■ TASK OBJECTIVE ■
Examine each line of the data. Copy those that contain the string "name".

[Opening RECORD EXTRACTS section]

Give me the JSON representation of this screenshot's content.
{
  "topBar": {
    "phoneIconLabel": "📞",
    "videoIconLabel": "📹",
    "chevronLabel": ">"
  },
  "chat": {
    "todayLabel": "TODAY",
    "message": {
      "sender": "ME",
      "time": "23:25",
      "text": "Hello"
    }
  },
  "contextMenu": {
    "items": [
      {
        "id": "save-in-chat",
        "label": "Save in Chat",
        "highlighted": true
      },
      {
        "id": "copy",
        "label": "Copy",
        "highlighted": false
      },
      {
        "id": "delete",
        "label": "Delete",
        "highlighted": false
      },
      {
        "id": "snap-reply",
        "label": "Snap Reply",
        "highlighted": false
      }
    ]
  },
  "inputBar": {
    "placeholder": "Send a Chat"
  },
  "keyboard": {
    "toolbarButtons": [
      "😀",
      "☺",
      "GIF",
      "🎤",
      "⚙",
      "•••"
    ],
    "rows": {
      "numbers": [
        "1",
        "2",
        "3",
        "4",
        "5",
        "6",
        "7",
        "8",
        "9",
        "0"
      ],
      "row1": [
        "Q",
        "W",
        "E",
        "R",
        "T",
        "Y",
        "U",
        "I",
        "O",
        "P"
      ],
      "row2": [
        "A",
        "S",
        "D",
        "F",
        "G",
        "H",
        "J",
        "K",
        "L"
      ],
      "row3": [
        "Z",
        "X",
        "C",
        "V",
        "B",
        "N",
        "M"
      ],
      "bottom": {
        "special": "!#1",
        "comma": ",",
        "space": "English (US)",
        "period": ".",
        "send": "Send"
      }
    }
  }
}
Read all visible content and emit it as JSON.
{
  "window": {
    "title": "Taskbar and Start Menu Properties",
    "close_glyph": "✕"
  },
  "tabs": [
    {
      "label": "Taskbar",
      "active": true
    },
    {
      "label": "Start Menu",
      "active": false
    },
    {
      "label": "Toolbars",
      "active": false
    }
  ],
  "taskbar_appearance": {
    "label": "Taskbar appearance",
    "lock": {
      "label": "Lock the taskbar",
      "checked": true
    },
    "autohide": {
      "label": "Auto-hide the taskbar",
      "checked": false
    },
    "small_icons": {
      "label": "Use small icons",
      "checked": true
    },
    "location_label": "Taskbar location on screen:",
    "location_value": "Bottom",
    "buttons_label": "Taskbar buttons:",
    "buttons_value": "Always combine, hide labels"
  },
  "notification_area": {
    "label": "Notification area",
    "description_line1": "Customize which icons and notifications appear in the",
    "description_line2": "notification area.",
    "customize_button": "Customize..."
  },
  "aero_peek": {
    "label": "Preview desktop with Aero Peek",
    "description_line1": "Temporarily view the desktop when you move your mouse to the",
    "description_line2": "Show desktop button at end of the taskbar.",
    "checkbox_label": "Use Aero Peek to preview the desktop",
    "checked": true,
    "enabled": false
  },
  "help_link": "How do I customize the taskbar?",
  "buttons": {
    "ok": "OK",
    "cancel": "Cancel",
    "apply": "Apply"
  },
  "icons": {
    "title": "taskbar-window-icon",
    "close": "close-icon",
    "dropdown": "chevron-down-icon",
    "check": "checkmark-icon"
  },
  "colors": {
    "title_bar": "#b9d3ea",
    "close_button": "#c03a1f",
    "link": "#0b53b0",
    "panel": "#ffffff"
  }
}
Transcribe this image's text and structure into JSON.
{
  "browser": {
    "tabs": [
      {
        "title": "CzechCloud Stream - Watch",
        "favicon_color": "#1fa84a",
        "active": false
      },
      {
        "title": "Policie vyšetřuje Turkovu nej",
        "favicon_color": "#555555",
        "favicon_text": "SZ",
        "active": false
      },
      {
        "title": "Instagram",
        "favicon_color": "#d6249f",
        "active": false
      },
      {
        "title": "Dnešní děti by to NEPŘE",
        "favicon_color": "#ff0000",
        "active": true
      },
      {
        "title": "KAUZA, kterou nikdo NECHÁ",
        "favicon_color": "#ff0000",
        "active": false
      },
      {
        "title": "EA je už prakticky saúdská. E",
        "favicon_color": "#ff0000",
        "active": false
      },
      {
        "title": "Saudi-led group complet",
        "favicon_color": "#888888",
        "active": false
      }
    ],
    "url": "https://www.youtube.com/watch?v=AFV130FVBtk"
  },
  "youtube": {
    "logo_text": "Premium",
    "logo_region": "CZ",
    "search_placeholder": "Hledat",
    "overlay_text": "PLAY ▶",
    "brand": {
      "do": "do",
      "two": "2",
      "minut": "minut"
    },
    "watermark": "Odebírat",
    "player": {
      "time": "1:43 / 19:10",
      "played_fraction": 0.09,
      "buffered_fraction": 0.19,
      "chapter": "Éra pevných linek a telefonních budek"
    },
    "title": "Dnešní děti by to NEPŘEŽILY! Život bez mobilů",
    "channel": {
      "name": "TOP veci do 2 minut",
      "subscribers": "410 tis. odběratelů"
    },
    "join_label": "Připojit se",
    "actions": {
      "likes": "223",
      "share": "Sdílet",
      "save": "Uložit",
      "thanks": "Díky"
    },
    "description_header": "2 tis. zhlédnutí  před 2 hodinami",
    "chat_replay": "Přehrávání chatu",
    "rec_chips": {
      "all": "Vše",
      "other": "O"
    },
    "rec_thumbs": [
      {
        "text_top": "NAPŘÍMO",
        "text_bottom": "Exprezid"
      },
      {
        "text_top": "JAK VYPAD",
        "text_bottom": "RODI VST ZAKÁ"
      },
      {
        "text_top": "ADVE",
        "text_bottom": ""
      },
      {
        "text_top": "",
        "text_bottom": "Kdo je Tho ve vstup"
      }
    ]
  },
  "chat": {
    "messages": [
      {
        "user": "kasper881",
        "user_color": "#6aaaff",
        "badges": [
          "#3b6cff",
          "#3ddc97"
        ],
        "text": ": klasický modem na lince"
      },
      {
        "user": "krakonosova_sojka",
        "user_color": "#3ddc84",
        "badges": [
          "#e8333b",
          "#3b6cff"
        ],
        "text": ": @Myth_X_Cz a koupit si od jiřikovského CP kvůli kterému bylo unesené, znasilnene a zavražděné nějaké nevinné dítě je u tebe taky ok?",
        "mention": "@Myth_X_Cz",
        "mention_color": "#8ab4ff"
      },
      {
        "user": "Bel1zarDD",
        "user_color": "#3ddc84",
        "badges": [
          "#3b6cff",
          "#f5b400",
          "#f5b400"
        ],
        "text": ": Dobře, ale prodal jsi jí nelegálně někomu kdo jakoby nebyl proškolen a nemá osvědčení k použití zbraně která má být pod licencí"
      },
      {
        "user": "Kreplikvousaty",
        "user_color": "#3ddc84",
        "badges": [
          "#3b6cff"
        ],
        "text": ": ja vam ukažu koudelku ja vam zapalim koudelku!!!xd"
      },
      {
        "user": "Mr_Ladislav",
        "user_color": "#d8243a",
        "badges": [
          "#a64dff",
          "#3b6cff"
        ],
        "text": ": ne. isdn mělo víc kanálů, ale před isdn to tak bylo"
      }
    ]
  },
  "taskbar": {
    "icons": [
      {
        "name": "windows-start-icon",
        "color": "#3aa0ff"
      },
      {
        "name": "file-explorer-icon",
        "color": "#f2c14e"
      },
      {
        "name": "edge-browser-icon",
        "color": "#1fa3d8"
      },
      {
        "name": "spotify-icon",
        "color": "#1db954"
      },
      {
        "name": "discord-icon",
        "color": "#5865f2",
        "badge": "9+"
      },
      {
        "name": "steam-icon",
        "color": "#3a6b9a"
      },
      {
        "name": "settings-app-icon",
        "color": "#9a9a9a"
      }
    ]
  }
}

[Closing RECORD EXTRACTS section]

■ ANSWER BOX ■
      "name": "TOP veci do 2 minut",
        "name": "windows-start-icon",
        "name": "file-explorer-icon",
        "name": "edge-browser-icon",
        "name": "spotify-icon",
        "name": "discord-icon",
        "name": "steam-icon",
        "name": "settings-app-icon",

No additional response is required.